- THE TASK
Line count for "JSON": state how many lines of the listing below contain it, without anything else.
--- START ---
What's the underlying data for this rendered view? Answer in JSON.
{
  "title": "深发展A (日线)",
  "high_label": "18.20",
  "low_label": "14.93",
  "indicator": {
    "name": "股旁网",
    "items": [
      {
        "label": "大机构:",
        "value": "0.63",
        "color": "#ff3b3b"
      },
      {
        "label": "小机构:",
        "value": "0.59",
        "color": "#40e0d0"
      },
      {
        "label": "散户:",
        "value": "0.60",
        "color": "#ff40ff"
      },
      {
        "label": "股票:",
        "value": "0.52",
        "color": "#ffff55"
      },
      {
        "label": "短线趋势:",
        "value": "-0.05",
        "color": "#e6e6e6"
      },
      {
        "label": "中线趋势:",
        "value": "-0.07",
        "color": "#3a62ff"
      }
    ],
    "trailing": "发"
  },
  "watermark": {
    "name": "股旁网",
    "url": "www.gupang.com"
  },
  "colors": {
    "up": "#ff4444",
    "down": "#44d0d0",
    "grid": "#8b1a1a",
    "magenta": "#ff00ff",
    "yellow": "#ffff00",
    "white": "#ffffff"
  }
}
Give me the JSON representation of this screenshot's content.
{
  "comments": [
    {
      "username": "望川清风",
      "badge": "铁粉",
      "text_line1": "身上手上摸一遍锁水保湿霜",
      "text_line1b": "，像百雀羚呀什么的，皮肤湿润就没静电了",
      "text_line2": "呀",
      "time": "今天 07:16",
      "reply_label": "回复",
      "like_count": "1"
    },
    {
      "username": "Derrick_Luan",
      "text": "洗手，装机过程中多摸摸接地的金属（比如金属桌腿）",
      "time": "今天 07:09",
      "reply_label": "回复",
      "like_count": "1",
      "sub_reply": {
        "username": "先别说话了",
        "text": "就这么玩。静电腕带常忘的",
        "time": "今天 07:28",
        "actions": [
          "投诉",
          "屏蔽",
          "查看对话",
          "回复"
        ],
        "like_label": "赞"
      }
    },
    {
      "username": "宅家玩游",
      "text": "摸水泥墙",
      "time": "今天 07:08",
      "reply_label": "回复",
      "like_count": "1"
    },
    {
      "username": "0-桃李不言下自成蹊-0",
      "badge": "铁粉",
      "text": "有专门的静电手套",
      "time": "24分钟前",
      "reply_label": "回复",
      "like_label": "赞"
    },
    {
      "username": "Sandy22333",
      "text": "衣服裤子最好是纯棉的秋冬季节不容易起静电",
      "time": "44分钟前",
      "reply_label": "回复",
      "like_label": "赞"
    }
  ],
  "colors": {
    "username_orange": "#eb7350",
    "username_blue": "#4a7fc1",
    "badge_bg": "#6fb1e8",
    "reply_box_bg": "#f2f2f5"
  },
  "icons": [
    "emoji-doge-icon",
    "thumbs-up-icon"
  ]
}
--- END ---
- OUTPUT OF THE TASK
2